Hogaku Is Cool
Both in their early twenties, Ryoichiro and his younger brother Ken'ichi sport an appearance that is unconventional for hogaku performers, with fair-dyed hair and dressed in the very formal montsuki kimono bearing a family crest and the wide, pleated trousers called hakama. With no written music and the performance largely improvised, tsugaru shamisen brings the performers' talent and personalities to the fore. The brothers are aiming for a new kind of hogaku that incorporates elements of the music of popular pop groups and foreign instrumental music. They are sometimes invited to give recitals at schools, and their music goes down well with the students. Their 1999 debut album sold 80,000 copies, overturning the belief that sales of hogaku records in the tens of thousands are unthinkable.
Apart from the shamisen, concerts by such musicians as the internationally renowned wadaiko (Japanese drum) group Kodo, with their pulsating sense of energy, are also very popular. Traditional Japanese instruments and their music are increasingly being looked at in a new light, especially by Japanese in their twenties and thirties.
Meanwhile, even among the middle school teachers who will be teaching how to play these instruments, there are many who have little familiarity with traditional music. Courses by performers are therefore being held for these teachers.
Some schools have incorporated traditional instruments in their teaching even before the revision of the National Curriculum Standards. Fussa Second Junior High School in Fussa City, Tokyo Prefecture, has been teaching the koto, shakuhachi (an end-blown bamboo flute), and shamisen for the past nine years. The instruction has some out-of-the-ordinary features. For example, one of the fathers of the students plays tsugaru shamisen as a hobby and sometimes gives model performances with the students. The students soon get the knack of playing together, and excellent results are claimed for the method.
Major musical instrument makers have started promoting sales of traditional instruments in the expectation that demand will reach several tens of billions of yen per year once instruction in these instruments begins in middle schools. In addition to sales to schools, there will also be shop sales to people who have learned a traditional instrument at school and want to play it as a hobby. It is expected that the resulting increase in production of instruments will bring the prices of koto, shamisen, and tunable shime-daiko drums down from 100,000 yen (833 U.S. dollars at 120 yen to the dollar) and more to around the 40,000 to 50,000 yen (333 to 417 dollar) mark.
Will the koto and shamisen one day take the place of the piano and violin as the most popular instruments being learned by Japanese children?

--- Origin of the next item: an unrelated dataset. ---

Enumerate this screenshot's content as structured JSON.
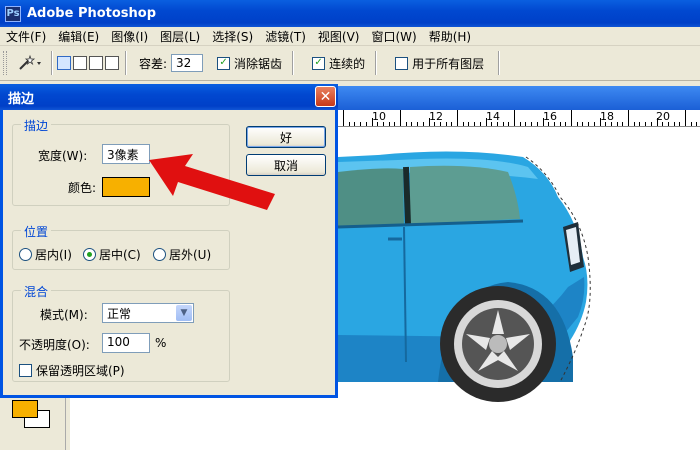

Copyright (c) 2001 Japan Information Network. Edited by Japan Echo Inc. based on domestic Japanese news sources. Articles presented here are offered for reference purposes and do not necessarily represent the policy or views of the Japanese Government.